**EXERCISE DIRECTIONS**
Within the listing below, locate all lines containing the word "family". Copy each one.

**ENTRIES SUPPLIED**
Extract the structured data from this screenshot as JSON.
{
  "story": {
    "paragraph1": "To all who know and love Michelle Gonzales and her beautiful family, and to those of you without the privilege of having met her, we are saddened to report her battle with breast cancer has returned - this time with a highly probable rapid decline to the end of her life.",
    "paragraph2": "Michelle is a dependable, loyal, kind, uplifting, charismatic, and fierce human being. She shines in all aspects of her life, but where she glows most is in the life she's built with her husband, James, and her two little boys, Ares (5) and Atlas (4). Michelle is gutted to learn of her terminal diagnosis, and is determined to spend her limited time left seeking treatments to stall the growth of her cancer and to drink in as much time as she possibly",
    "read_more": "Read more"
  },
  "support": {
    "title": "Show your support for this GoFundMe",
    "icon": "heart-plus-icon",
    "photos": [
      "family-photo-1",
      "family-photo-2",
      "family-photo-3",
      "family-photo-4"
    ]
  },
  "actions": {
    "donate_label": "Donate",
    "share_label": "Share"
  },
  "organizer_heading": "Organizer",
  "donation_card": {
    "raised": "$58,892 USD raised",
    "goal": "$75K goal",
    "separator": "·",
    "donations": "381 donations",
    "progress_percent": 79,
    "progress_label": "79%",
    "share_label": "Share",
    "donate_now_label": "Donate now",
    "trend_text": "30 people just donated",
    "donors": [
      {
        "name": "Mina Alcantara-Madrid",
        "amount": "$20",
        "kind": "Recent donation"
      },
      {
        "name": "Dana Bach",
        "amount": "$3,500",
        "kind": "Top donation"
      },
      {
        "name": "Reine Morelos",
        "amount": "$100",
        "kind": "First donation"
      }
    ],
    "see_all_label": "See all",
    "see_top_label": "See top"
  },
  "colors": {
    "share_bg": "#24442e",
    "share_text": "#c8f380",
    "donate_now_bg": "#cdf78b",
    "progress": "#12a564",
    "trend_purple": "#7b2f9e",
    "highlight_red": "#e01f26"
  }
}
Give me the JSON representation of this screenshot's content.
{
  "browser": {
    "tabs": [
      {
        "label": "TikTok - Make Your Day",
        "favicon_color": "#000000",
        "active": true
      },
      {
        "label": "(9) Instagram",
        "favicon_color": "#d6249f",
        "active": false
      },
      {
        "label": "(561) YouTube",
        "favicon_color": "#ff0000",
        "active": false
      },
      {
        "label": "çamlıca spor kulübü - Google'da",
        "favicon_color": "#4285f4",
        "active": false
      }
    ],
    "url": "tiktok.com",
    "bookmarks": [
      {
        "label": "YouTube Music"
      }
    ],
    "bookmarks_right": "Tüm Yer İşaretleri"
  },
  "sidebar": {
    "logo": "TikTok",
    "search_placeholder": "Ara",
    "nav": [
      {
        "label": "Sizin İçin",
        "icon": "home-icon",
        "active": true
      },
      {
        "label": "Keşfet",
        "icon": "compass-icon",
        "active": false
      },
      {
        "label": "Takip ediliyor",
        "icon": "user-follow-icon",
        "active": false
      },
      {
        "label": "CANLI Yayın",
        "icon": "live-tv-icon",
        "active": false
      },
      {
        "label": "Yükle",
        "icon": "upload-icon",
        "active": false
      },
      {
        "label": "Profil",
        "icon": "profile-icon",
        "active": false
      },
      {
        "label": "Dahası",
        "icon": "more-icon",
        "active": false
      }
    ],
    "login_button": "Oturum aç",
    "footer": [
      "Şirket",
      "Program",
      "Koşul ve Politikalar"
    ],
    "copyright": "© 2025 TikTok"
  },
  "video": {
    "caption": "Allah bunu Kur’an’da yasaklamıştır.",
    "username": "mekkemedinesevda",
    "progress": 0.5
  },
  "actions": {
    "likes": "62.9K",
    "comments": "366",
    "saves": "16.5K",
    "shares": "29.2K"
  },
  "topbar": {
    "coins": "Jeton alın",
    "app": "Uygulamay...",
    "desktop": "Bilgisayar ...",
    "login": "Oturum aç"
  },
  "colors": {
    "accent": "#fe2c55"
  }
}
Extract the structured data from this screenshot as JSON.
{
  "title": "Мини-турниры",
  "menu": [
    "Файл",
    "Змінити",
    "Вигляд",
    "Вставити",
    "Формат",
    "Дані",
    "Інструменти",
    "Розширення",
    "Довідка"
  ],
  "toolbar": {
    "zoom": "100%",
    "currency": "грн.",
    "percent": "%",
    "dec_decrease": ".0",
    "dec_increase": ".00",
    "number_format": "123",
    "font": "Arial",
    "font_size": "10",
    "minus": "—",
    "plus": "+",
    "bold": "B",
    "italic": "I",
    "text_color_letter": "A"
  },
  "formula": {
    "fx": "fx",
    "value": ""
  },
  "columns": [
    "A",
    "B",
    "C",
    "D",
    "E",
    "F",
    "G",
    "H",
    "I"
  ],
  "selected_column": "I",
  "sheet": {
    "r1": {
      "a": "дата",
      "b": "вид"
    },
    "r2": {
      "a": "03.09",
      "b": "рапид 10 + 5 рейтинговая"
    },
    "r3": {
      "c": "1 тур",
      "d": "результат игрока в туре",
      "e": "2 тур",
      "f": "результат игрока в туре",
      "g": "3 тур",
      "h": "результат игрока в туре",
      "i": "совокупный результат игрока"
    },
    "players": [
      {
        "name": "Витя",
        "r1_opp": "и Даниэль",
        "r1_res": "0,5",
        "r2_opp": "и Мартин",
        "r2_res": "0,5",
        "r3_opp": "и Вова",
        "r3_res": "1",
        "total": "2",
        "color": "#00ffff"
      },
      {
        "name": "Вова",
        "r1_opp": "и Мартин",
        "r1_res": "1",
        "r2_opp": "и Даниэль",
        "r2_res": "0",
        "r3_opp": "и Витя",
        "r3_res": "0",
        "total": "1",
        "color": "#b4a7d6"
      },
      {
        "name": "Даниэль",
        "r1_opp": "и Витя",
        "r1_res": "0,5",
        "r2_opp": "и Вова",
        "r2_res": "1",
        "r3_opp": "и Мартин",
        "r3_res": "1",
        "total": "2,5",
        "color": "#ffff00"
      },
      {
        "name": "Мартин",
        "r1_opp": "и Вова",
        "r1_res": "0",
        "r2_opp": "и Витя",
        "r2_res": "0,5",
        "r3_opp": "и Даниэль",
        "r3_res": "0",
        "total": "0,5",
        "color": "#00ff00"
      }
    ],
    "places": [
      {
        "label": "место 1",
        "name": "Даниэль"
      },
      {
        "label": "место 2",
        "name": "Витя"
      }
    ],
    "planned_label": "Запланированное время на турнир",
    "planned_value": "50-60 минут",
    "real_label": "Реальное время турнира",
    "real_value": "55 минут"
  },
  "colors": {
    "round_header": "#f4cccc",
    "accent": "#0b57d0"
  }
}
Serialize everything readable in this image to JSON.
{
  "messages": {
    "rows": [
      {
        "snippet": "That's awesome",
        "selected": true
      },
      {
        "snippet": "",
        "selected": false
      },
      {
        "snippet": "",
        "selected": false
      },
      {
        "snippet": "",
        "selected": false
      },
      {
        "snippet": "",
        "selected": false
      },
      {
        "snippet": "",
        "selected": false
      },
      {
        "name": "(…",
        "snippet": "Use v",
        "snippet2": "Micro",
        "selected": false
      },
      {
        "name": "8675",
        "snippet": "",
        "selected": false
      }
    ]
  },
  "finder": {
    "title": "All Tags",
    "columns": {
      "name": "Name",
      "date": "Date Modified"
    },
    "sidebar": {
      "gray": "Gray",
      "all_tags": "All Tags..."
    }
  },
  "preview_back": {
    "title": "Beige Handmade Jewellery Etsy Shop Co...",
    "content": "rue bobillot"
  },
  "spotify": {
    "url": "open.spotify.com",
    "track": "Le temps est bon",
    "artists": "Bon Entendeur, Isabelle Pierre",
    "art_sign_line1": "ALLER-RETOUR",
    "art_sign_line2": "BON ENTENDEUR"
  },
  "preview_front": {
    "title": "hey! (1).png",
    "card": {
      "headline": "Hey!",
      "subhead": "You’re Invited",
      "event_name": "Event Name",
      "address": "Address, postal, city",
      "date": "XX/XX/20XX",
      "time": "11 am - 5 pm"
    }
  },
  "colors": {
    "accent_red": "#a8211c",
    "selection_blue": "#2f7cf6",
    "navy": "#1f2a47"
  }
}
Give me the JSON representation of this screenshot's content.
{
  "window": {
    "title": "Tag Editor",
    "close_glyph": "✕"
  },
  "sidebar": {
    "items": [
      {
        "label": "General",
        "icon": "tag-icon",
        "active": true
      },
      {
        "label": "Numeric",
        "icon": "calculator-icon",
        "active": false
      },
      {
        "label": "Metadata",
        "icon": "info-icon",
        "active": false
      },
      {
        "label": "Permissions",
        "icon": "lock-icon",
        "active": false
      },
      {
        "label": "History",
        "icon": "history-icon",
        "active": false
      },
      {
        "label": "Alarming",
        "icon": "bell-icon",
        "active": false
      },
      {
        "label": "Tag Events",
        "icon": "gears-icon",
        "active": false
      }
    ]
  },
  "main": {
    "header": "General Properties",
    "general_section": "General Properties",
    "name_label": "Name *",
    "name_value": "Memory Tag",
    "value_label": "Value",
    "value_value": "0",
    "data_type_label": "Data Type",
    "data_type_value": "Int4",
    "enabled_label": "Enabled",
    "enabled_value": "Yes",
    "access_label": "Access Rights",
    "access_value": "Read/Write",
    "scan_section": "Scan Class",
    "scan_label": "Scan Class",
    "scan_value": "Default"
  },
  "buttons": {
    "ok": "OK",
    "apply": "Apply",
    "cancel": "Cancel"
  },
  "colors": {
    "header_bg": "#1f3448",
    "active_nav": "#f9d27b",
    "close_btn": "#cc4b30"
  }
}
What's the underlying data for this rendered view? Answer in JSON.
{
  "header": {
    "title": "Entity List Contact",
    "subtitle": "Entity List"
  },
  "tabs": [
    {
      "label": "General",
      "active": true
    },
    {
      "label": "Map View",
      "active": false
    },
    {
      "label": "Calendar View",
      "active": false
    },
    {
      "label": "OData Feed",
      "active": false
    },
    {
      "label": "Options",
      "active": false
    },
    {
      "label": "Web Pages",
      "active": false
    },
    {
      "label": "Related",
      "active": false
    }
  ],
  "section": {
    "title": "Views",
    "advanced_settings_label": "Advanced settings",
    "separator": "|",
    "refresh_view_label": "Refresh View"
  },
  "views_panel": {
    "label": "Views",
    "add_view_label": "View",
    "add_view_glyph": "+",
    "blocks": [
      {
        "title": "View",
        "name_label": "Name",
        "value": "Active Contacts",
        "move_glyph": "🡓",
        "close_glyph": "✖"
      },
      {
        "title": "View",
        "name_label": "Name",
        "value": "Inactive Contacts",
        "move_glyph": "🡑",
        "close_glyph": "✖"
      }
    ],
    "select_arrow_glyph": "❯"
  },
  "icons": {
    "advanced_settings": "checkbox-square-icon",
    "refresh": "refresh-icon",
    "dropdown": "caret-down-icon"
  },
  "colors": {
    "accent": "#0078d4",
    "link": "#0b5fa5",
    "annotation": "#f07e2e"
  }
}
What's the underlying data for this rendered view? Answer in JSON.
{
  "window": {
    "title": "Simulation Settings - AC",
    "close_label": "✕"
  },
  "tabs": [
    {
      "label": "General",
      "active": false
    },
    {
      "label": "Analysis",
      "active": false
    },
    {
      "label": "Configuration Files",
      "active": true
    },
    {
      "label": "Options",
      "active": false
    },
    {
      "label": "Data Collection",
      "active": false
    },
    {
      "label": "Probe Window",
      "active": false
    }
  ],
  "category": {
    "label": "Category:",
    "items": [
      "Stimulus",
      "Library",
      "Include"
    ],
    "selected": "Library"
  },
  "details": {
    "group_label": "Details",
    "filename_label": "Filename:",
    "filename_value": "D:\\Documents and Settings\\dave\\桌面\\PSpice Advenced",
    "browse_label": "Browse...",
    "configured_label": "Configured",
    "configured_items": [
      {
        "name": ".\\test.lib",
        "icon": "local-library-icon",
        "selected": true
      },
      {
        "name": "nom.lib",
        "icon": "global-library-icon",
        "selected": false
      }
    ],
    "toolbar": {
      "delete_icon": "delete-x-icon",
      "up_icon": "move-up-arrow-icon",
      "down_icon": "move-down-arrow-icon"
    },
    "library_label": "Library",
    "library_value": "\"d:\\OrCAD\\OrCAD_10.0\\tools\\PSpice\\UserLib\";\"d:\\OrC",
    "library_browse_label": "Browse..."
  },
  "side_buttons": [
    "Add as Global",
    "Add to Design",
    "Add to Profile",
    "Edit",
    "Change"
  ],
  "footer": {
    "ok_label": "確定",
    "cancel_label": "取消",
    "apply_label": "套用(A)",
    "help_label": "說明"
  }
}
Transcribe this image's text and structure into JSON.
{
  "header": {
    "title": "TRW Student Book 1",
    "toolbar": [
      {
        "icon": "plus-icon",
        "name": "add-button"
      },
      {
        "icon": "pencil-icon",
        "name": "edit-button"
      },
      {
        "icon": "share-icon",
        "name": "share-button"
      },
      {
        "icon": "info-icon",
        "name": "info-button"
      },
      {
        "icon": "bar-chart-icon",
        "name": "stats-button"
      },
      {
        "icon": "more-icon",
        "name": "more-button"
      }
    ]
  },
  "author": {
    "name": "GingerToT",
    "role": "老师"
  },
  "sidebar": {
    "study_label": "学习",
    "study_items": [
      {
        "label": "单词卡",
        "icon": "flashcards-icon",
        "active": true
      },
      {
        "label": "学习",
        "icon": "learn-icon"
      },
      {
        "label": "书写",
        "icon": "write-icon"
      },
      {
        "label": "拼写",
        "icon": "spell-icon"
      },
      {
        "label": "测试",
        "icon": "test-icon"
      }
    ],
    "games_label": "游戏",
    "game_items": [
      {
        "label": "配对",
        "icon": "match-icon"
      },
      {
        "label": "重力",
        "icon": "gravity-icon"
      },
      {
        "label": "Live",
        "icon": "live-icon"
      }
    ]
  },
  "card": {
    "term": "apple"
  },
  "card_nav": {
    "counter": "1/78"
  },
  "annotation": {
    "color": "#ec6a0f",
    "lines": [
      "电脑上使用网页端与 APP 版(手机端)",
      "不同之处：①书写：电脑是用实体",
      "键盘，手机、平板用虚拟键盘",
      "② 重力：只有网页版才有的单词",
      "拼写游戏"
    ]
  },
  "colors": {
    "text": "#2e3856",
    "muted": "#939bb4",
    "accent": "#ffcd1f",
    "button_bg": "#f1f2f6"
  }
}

**WORKED SOLUTION**
    "paragraph1": "To all who know and love Michelle Gonzales and her beautiful family, and to those of you without the privilege of having met her, we are saddened to report her battle with breast cancer has returned - this time with a highly probable rapid decline to the end of her life.",
      "family-photo-1",
      "family-photo-2",
      "family-photo-3",
      "family-photo-4"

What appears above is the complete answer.